__TASK DESCRIPTION__:
Reproduce the entire listing word for word.

__SUPPLIED ENTRIES__:
#####

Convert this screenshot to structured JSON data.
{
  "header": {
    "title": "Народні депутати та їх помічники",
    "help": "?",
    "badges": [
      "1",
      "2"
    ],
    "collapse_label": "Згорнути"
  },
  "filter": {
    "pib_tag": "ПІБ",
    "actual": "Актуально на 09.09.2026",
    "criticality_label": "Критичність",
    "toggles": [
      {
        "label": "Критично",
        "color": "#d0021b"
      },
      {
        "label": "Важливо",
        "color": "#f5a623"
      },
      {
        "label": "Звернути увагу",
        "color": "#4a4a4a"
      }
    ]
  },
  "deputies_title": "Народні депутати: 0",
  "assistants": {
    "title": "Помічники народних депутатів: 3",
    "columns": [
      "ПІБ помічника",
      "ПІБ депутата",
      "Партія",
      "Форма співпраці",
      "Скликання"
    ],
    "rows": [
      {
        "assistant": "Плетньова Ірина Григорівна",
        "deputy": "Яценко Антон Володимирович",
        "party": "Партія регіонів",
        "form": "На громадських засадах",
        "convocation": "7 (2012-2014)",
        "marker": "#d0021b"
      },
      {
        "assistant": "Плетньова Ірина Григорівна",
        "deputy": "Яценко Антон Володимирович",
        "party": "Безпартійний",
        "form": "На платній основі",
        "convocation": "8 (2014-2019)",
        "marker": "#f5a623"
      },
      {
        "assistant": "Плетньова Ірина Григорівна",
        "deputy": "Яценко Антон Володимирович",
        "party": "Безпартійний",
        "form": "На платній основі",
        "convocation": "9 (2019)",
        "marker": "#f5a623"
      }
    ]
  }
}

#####

__WRITTEN ANSWER__:
Convert this screenshot to structured JSON data.
{
  "header": {
    "title": "Народні депутати та їх помічники",
    "help": "?",
    "badges": [
      "1",
      "2"
    ],
    "collapse_label": "Згорнути"
  },
  "filter": {
    "pib_tag": "ПІБ",
    "actual": "Актуально на 09.09.2026",
    "criticality_label": "Критичність",
    "toggles": [
      {
        "label": "Критично",
        "color": "#d0021b"
      },
      {
        "label": "Важливо",
        "color": "#f5a623"
      },
      {
        "label": "Звернути увагу",
        "color": "#4a4a4a"
      }
    ]
  },
  "deputies_title": "Народні депутати: 0",
  "assistants": {
    "title": "Помічники народних депутатів: 3",
    "columns": [
      "ПІБ помічника",
      "ПІБ депутата",
      "Партія",
      "Форма співпраці",
      "Скликання"
    ],
    "rows": [
      {
        "assistant": "Плетньова Ірина Григорівна",
        "deputy": "Яценко Антон Володимирович",
        "party": "Партія регіонів",
        "form": "На громадських засадах",
        "convocation": "7 (2012-2014)",
        "marker": "#d0021b"
      },
      {
        "assistant": "Плетньова Ірина Григорівна",
        "deputy": "Яценко Антон Володимирович",
        "party": "Безпартійний",
        "form": "На платній основі",
        "convocation": "8 (2014-2019)",
        "marker": "#f5a623"
      },
      {
        "assistant": "Плетньова Ірина Григорівна",
        "deputy": "Яценко Антон Володимирович",
        "party": "Безпартійний",
        "form": "На платній основі",
        "convocation": "9 (2019)",
        "marker": "#f5a623"
      }
    ]
  }
}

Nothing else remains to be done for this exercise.